BEGIN Data for processing
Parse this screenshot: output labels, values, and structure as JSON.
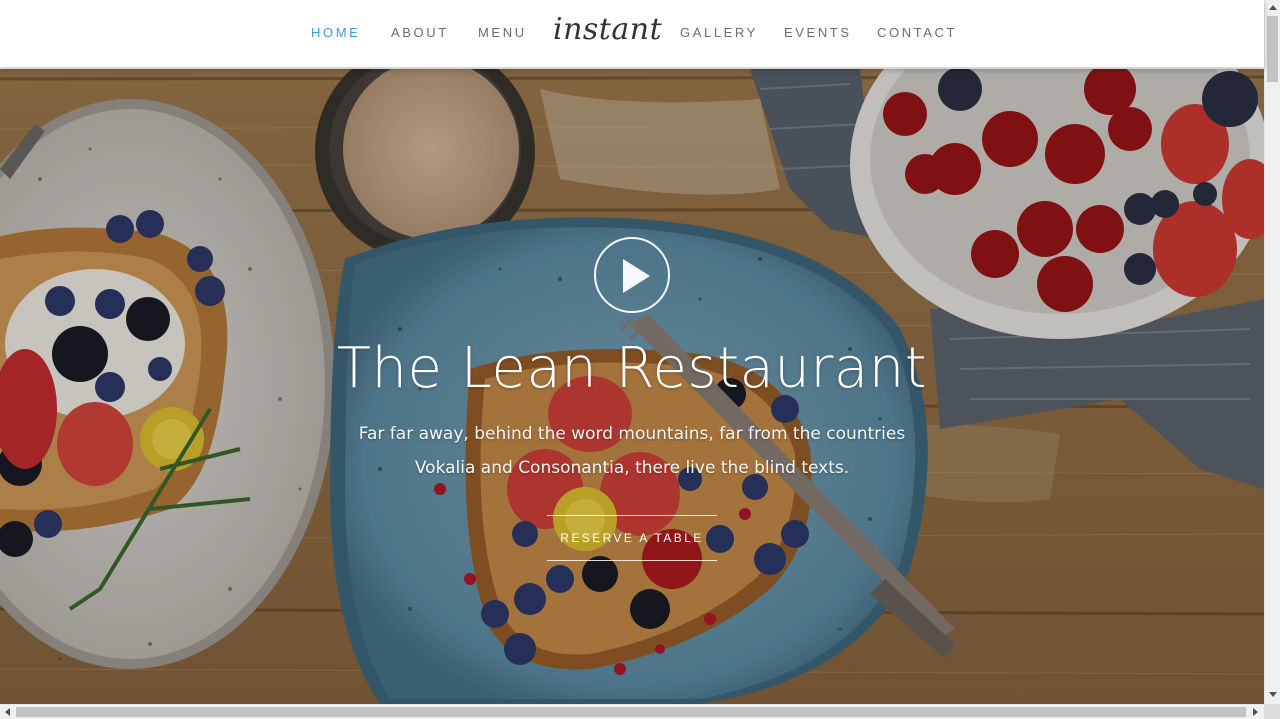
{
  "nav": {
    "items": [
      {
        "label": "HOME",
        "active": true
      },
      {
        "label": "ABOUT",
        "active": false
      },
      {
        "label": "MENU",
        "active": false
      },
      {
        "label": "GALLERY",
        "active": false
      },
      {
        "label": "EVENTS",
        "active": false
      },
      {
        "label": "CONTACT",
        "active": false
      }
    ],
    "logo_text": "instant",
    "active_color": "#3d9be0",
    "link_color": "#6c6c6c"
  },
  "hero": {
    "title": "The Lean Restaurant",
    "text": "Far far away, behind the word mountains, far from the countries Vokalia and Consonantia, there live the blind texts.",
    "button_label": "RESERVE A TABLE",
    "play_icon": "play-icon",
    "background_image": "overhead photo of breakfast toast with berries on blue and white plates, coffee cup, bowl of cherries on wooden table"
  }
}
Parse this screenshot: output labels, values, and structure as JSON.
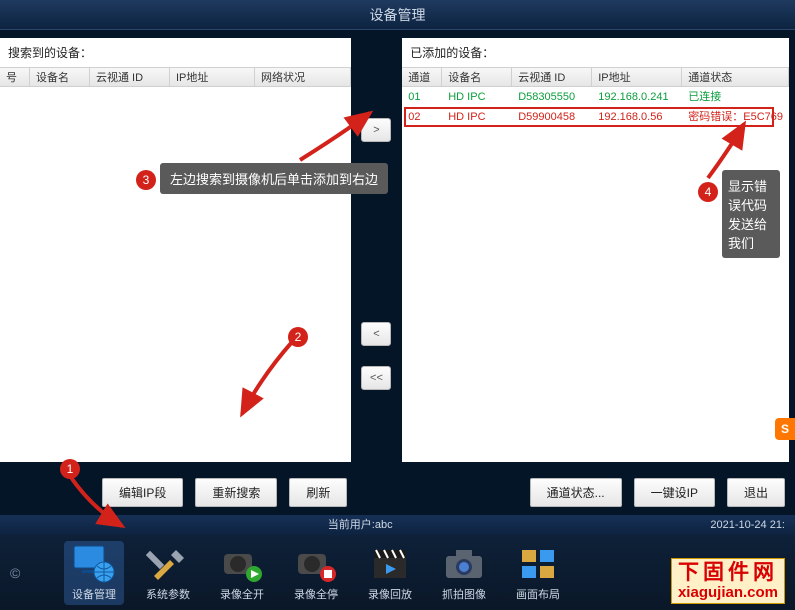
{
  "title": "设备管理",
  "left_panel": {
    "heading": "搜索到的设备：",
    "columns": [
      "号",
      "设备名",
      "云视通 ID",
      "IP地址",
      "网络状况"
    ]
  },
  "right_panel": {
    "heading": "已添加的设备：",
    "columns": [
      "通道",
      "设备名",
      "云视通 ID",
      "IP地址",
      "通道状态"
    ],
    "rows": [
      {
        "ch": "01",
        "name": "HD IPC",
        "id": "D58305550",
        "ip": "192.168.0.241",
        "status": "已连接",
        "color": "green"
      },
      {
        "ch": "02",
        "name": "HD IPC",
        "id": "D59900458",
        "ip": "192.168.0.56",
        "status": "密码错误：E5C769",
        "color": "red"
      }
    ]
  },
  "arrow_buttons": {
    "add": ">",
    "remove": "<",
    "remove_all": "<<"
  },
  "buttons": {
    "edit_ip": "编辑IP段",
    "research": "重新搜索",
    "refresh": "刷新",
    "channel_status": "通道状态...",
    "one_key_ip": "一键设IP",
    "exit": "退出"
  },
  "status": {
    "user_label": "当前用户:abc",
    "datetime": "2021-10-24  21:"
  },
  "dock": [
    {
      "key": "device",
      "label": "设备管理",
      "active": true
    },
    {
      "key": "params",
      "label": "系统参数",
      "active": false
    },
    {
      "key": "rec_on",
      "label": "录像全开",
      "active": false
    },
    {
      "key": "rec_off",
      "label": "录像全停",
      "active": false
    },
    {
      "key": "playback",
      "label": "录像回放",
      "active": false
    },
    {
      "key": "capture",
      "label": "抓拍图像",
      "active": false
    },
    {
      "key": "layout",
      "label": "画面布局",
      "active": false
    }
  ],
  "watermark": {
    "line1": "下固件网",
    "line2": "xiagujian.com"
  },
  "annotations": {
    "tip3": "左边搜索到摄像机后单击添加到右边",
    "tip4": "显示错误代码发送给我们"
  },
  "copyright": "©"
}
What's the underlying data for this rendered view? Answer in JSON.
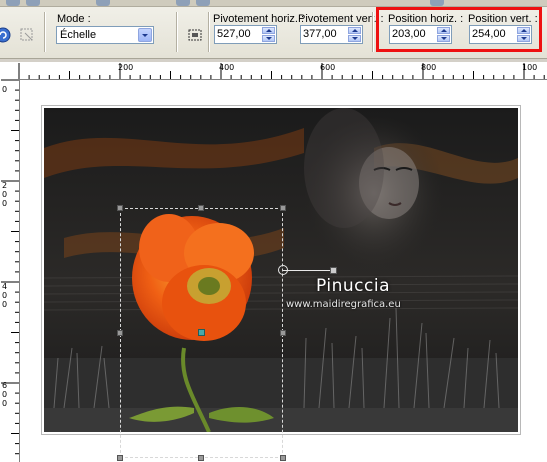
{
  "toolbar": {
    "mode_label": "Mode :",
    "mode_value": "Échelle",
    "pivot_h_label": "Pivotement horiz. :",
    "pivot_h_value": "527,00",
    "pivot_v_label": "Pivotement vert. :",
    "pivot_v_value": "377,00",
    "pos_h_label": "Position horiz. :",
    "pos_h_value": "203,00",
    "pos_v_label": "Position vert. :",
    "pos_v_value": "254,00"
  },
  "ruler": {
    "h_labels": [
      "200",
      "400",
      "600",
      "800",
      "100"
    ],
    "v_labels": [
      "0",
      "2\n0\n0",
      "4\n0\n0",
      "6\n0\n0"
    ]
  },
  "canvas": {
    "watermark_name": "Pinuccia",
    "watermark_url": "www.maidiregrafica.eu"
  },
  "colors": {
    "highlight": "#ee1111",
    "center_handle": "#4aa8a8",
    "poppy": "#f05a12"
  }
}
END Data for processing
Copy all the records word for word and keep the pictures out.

Parse this screenshot: output labels, values, and structure as JSON.
{
  "nav": {
    "items": [
      {
        "label": "HOME",
        "active": true
      },
      {
        "label": "ABOUT",
        "active": false
      },
      {
        "label": "MENU",
        "active": false
      },
      {
        "label": "GALLERY",
        "active": false
      },
      {
        "label": "EVENTS",
        "active": false
      },
      {
        "label": "CONTACT",
        "active": false
      }
    ],
    "logo_text": "instant",
    "active_color": "#3d9be0",
    "link_color": "#6c6c6c"
  },
  "hero": {
    "title": "The Lean Restaurant",
    "text": "Far far away, behind the word mountains, far from the countries Vokalia and Consonantia, there live the blind texts.",
    "button_label": "RESERVE A TABLE",
    "play_icon": "play-icon",
    "background_image": "overhead photo of breakfast toast with berries on blue and white plates, coffee cup, bowl of cherries on wooden table"
  }
}
Parse this screenshot: output labels, values, and structure as JSON.
{
  "title": "设备管理",
  "left_panel": {
    "heading": "搜索到的设备：",
    "columns": [
      "号",
      "设备名",
      "云视通 ID",
      "IP地址",
      "网络状况"
    ]
  },
  "right_panel": {
    "heading": "已添加的设备：",
    "columns": [
      "通道",
      "设备名",
      "云视通 ID",
      "IP地址",
      "通道状态"
    ],
    "rows": [
      {
        "ch": "01",
        "name": "HD IPC",
        "id": "D58305550",
        "ip": "192.168.0.241",
        "status": "已连接",
        "color": "green"
      },
      {
        "ch": "02",
        "name": "HD IPC",
        "id": "D59900458",
        "ip": "192.168.0.56",
        "status": "密码错误：E5C769",
        "color": "red"
      }
    ]
  },
  "arrow_buttons": {
    "add": ">",
    "remove": "<",
    "remove_all": "<<"
  },
  "buttons": {
    "edit_ip": "编辑IP段",
    "research": "重新搜索",
    "refresh": "刷新",
    "channel_status": "通道状态...",
    "one_key_ip": "一键设IP",
    "exit": "退出"
  },
  "status": {
    "user_label": "当前用户:abc",
    "datetime": "2021-10-24  21:"
  },
  "dock": [
    {
      "key": "device",
      "label": "设备管理",
      "active": true
    },
    {
      "key": "params",
      "label": "系统参数",
      "active": false
    },
    {
      "key": "rec_on",
      "label": "录像全开",
      "active": false
    },
    {
      "key": "rec_off",
      "label": "录像全停",
      "active": false
    },
    {
      "key": "playback",
      "label": "录像回放",
      "active": false
    },
    {
      "key": "capture",
      "label": "抓拍图像",
      "active": false
    },
    {
      "key": "layout",
      "label": "画面布局",
      "active": false
    }
  ],
  "watermark": {
    "line1": "下固件网",
    "line2": "xiagujian.com"
  },
  "annotations": {
    "tip3": "左边搜索到摄像机后单击添加到右边",
    "tip4": "显示错误代码发送给我们"
  },
  "copyright": "©"
}
What's the underlying data for this rendered view? Answer in JSON.
{
  "toolbar": {
    "mode_label": "Mode :",
    "mode_value": "Échelle",
    "pivot_h_label": "Pivotement horiz. :",
    "pivot_h_value": "527,00",
    "pivot_v_label": "Pivotement vert. :",
    "pivot_v_value": "377,00",
    "pos_h_label": "Position horiz. :",
    "pos_h_value": "203,00",
    "pos_v_label": "Position vert. :",
    "pos_v_value": "254,00"
  },
  "ruler": {
    "h_labels": [
      "200",
      "400",
      "600",
      "800",
      "100"
    ],
    "v_labels": [
      "0",
      "2\n0\n0",
      "4\n0\n0",
      "6\n0\n0"
    ]
  },
  "canvas": {
    "watermark_name": "Pinuccia",
    "watermark_url": "www.maidiregrafica.eu"
  },
  "colors": {
    "highlight": "#ee1111",
    "center_handle": "#4aa8a8",
    "poppy": "#f05a12"
  }
}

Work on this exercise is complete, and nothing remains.